It was a great breeding season for the plovers this summer in Lee and Collier counties! Snowy Plovers, another state-threatened species, nested in Lee County, fledging chicks at Bunche Beach Preserve, Cayo Costa State Park, and Little Estero CWA. The nesting at Bunche Beach, discovered during surveys by Sanibel-Captiva Conservation Foundation, is of particular interest as Snowy Plovers haven't nested there historically.
Wilson’s Plovers could be found throughout both counties this breeding season and chicks fledged throughout Southwest Florida! In Lee County, the Sanibel-Captiva Conservation Foundation found at least two pairs of Wilson's Plovers nesting on Sanibel Island and multiple pairs nesting at Bunche Beach Preserve. Florida Park Service biologists found Wilson's Plovers nesting at Cayo Costa and Lover's Key state parks, while Audubon stewarded Wilson's Plovers nesting on Fort Myers Beach and Little Estero CWA. It has been several years since Lovers Key State Park had beach-nesting birds! In Collier County, we found multiple pairs nesting and raising chicks at Big Marco Pass CWA, Second Chance CWA, and along the many beaches of Cape Romano. There was a high number of fledged chicks along Cape Romano and seeing them go from fluffy cotton balls on legs to a handsome bird that can fly was a definite highlight of the breeding season for me!
All this effort is possible through partnerships. Audubon Florida, together with conservation partners at Rookery Bay National Estuarine Research Reserve, Sanibel-Captiva Conservation Foundation, Florida State Parks, and Florida Fish and Wildlife Conservation Commission, as well as many dedicated volunteers, work hard all summer long to ensure the success of beach-nesting birds of Southwest Florida. We would love to have you join us and there are plenty of ways to get involved:
- Give birds their space! Do not walk too close to posted nesting areas and walk around flocks of birds on the shoreline.
- Be sure to remove all trash and food scraps, which can attract predators to the beach.
- Where you are permitted to take your pets, please keep them leashed and away from birds.
- Report any banded birds you see!
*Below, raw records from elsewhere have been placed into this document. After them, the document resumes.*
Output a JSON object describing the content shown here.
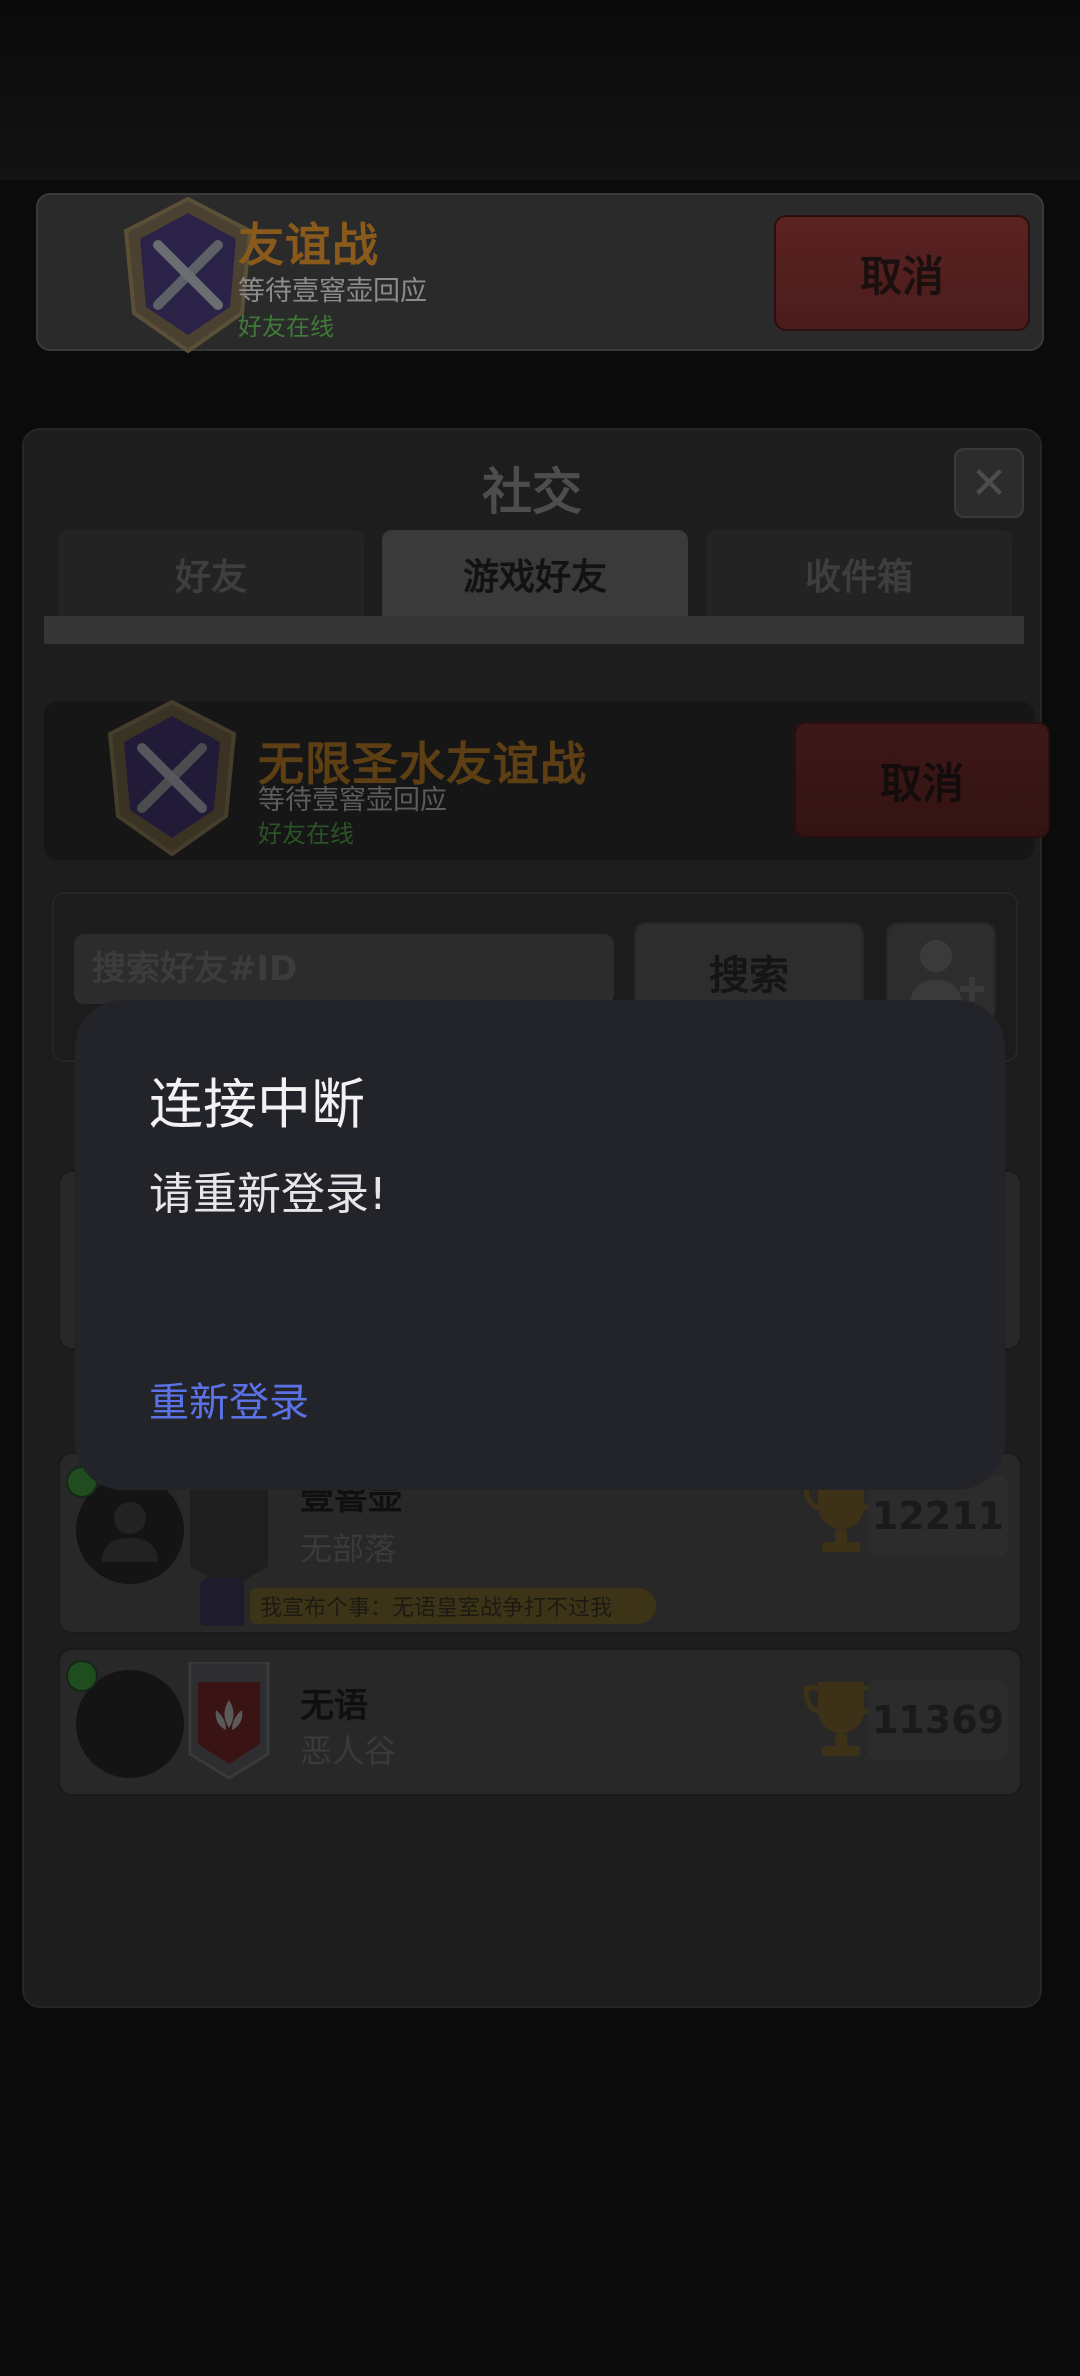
{
  "banner": {
    "title": "友谊战",
    "subtitle": "等待壹窨壶回应",
    "status": "好友在线",
    "cancel_label": "取消"
  },
  "panel": {
    "title": "社交",
    "close_icon": "close-icon",
    "tabs": [
      {
        "label": "好友",
        "active": false
      },
      {
        "label": "游戏好友",
        "active": true
      },
      {
        "label": "收件箱",
        "active": false
      }
    ],
    "challenge": {
      "title": "无限圣水友谊战",
      "subtitle": "等待壹窨壶回应",
      "status": "好友在线",
      "cancel_label": "取消"
    },
    "search": {
      "placeholder": "搜索好友#ID",
      "button_label": "搜索"
    },
    "friends": [
      {
        "name": "壹窨壶",
        "clan": "无部落",
        "trophies": "12211",
        "status_message": "我宣布个事：无语皇室战争打不过我"
      },
      {
        "name": "无语",
        "clan": "恶人谷",
        "trophies": "11369"
      }
    ]
  },
  "dialog": {
    "title": "连接中断",
    "message": "请重新登录!",
    "action_label": "重新登录"
  },
  "colors": {
    "dialog_bg": "#22242a",
    "dialog_action": "#5b72e6",
    "cancel_red": "#4a1c1c",
    "title_orange": "#8a5a1c"
  }
}
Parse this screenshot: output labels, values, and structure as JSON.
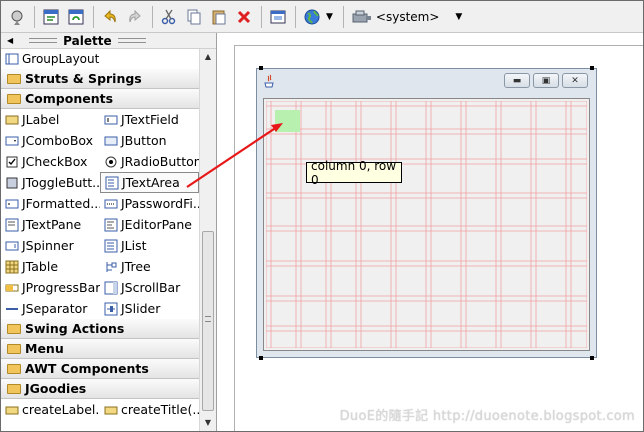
{
  "palette": {
    "title": "Palette",
    "partial_top": "GroupLayout",
    "categories_top": [
      "Struts & Springs",
      "Components"
    ],
    "components": [
      [
        "JLabel",
        "JTextField"
      ],
      [
        "JComboBox",
        "JButton"
      ],
      [
        "JCheckBox",
        "JRadioButton"
      ],
      [
        "JToggleButt...",
        "JTextArea"
      ],
      [
        "JFormatted...",
        "JPasswordFi..."
      ],
      [
        "JTextPane",
        "JEditorPane"
      ],
      [
        "JSpinner",
        "JList"
      ],
      [
        "JTable",
        "JTree"
      ],
      [
        "JProgressBar",
        "JScrollBar"
      ],
      [
        "JSeparator",
        "JSlider"
      ]
    ],
    "categories_bottom": [
      "Swing Actions",
      "Menu",
      "AWT Components",
      "JGoodies"
    ],
    "partial_bottom": [
      "createLabel...",
      "createTitle(..."
    ]
  },
  "toolbar": {
    "system_label": "<system>"
  },
  "designer": {
    "tooltip": "column 0, row 0"
  },
  "watermark": "DuoE的隨手記 http://duoenote.blogspot.com",
  "colors": {
    "grid_line": "#f0a0a0",
    "highlight_cell": "#b8f0b0",
    "arrow": "#e81818",
    "tooltip_bg": "#ffffe1"
  }
}
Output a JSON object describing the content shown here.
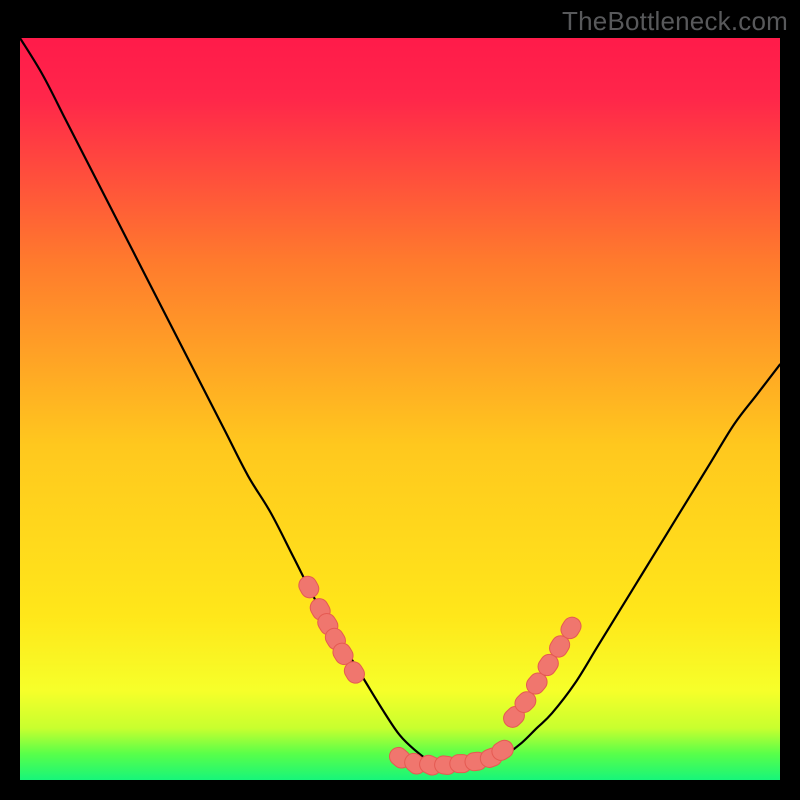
{
  "watermark": "TheBottleneck.com",
  "colors": {
    "bg": "#000000",
    "top": "#ff1b4a",
    "mid": "#ffd400",
    "low_yellow": "#faff3c",
    "lime": "#b8ff2e",
    "green": "#17f57a",
    "curve": "#000000",
    "marker_fill": "#f0766e",
    "marker_stroke": "#e55a52"
  },
  "chart_data": {
    "type": "line",
    "title": "",
    "xlabel": "",
    "ylabel": "",
    "xlim": [
      0,
      100
    ],
    "ylim": [
      0,
      100
    ],
    "series": [
      {
        "name": "bottleneck-curve",
        "x": [
          0,
          3,
          6,
          9,
          12,
          15,
          18,
          21,
          24,
          27,
          30,
          33,
          36,
          39,
          42,
          45,
          48,
          50,
          52,
          54,
          56,
          58,
          60,
          62,
          64,
          66,
          68,
          70,
          73,
          76,
          79,
          82,
          85,
          88,
          91,
          94,
          97,
          100
        ],
        "y": [
          100,
          95,
          89,
          83,
          77,
          71,
          65,
          59,
          53,
          47,
          41,
          36,
          30,
          24,
          19,
          14,
          9,
          6,
          4,
          2.5,
          2,
          2,
          2,
          2.5,
          3.5,
          5,
          7,
          9,
          13,
          18,
          23,
          28,
          33,
          38,
          43,
          48,
          52,
          56
        ]
      }
    ],
    "markers": [
      {
        "name": "left-cluster",
        "x": [
          38,
          39.5,
          40.5,
          41.5,
          42.5,
          44
        ],
        "y": [
          26,
          23,
          21,
          19,
          17,
          14.5
        ]
      },
      {
        "name": "bottom-cluster",
        "x": [
          50,
          52,
          54,
          56,
          58,
          60,
          62,
          63.5
        ],
        "y": [
          3,
          2.2,
          2,
          2,
          2.2,
          2.5,
          3,
          4
        ]
      },
      {
        "name": "right-cluster",
        "x": [
          65,
          66.5,
          68,
          69.5,
          71,
          72.5
        ],
        "y": [
          8.5,
          10.5,
          13,
          15.5,
          18,
          20.5
        ]
      }
    ],
    "gradient_stops": [
      {
        "pos": 0.0,
        "color": "#ff1b4a"
      },
      {
        "pos": 0.08,
        "color": "#ff264a"
      },
      {
        "pos": 0.3,
        "color": "#ff7a2d"
      },
      {
        "pos": 0.55,
        "color": "#ffc81e"
      },
      {
        "pos": 0.78,
        "color": "#ffe71a"
      },
      {
        "pos": 0.88,
        "color": "#f6ff2a"
      },
      {
        "pos": 0.93,
        "color": "#c8ff2e"
      },
      {
        "pos": 0.965,
        "color": "#58ff4a"
      },
      {
        "pos": 1.0,
        "color": "#17f57a"
      }
    ]
  }
}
Band resights can be submitted to the USGS Banding Bird Laboratory (BBL)
- Become an Audubon bird volunteer by contacting our Audubon stewardship program at firstname.lastname@example.org or email@example.com.